Christine Gauthier of Canada competes in the Women's KL2 Final Canoe Sprint at Lagoa Stadium during the Rio 2016 Paralympic Games. (Photo by Matthew Murnaghan/Canadian Paralympic Committee)

Gauthier hoping to inspire young Canadians to take up her paddle

Sprint canoe legend looking beyond her fourth place finish in Rio

RIO DE JANEIRO, Brazil – The sun may have set on Canadian paracanoe legend Christine Gauthier’s competitive career, but she is hoping the future of her sport remains bright.

A five-time world champion, Gauthier is used to winning but at the Paralympic Games in Rio, in the waters of the Rodrigo de Freitas lagoon, she fell to fourth.

And the three medallists were each at least 10 years younger.

Gauthier, 46, knows that these Games, her first, could be her last. So, she is looking towards how Canadians will embrace and participate in paracanoe once she has hung up her paddle.

“First and foremost, I want Canada to do well,” Gauthier said. “I would ask nothing more than for young paddlers to come and take my spot, because if they beat me that means they’re coming up [to the Paralympics].

“Paddling is a sport that is in the Canadian heritage, so I can only hope people give it a chance.”

If any Canadians want to take up the challenge, they will have an ally in Gauthier.
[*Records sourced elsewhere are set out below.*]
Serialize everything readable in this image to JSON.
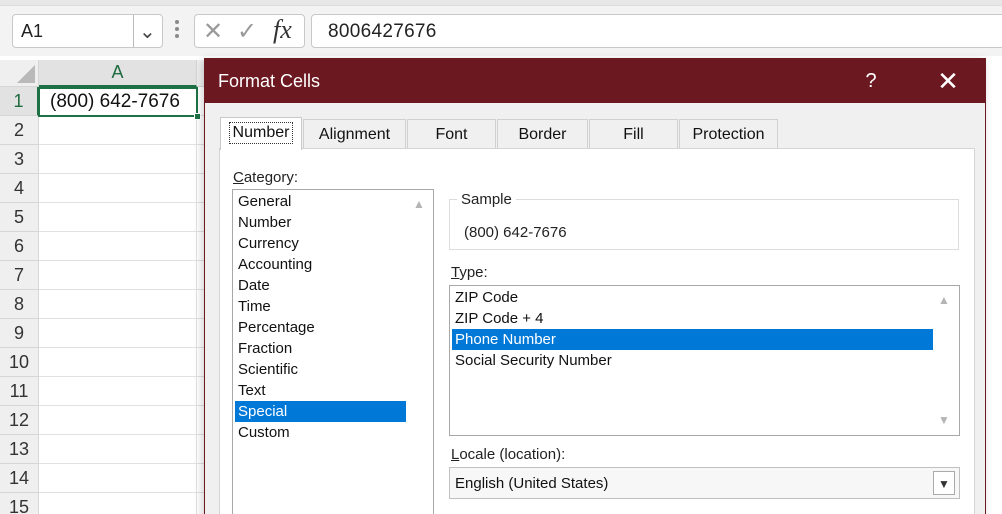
{
  "formula_bar": {
    "name_box": "A1",
    "name_box_chevron": "chevron-down-icon",
    "cancel_glyph": "✕",
    "enter_glyph": "✓",
    "fx_label": "fx",
    "formula_value": "8006427676"
  },
  "sheet": {
    "column_header": "A",
    "rows": [
      "1",
      "2",
      "3",
      "4",
      "5",
      "6",
      "7",
      "8",
      "9",
      "10",
      "11",
      "12",
      "13",
      "14",
      "15"
    ],
    "cell_a1": "(800) 642-7676",
    "selection_color": "#1e7145"
  },
  "dialog": {
    "title": "Format Cells",
    "help_label": "?",
    "close_label": "✕",
    "titlebar_color": "#6c1820",
    "tabs": [
      "Number",
      "Alignment",
      "Font",
      "Border",
      "Fill",
      "Protection"
    ],
    "active_tab": "Number",
    "category_label_accel": "C",
    "category_label_rest": "ategory:",
    "categories": [
      "General",
      "Number",
      "Currency",
      "Accounting",
      "Date",
      "Time",
      "Percentage",
      "Fraction",
      "Scientific",
      "Text",
      "Special",
      "Custom"
    ],
    "selected_category": "Special",
    "sample_label": "Sample",
    "sample_value": "(800) 642-7676",
    "type_label_accel": "T",
    "type_label_rest": "ype:",
    "types": [
      "ZIP Code",
      "ZIP Code + 4",
      "Phone Number",
      "Social Security Number"
    ],
    "selected_type": "Phone Number",
    "locale_label_accel": "L",
    "locale_label_rest": "ocale (location):",
    "locale_value": "English (United States)",
    "selection_color": "#0078d7"
  }
}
“There’s no real secret to [improving], other than time on the water,” she said.  “I’m not going to say all my secrets, but I’ll share them with any Canadians that want to come out there.

She credits most of her success to her life experiences; the paracanoist served with the Canadian Armed Forces for 10 years, before damaging her knees in a training accident. She was released in 1998.

“Eight years ago, I had never paddled in my life,” Gauthier said. “I was dangerously calm. I kept telling my coach, this is not normal, I should feel more nervous.

“I have no doubt that my military background had everything to do with the success I could have had at these Games.”

She does offer some free advice: it takes time to become excellent, with anything in life.

“When I started, I swam more than I paddled,” Gauthier said. “If people give it a real shot, it can really be beneficial, and come to love it as much as I do.”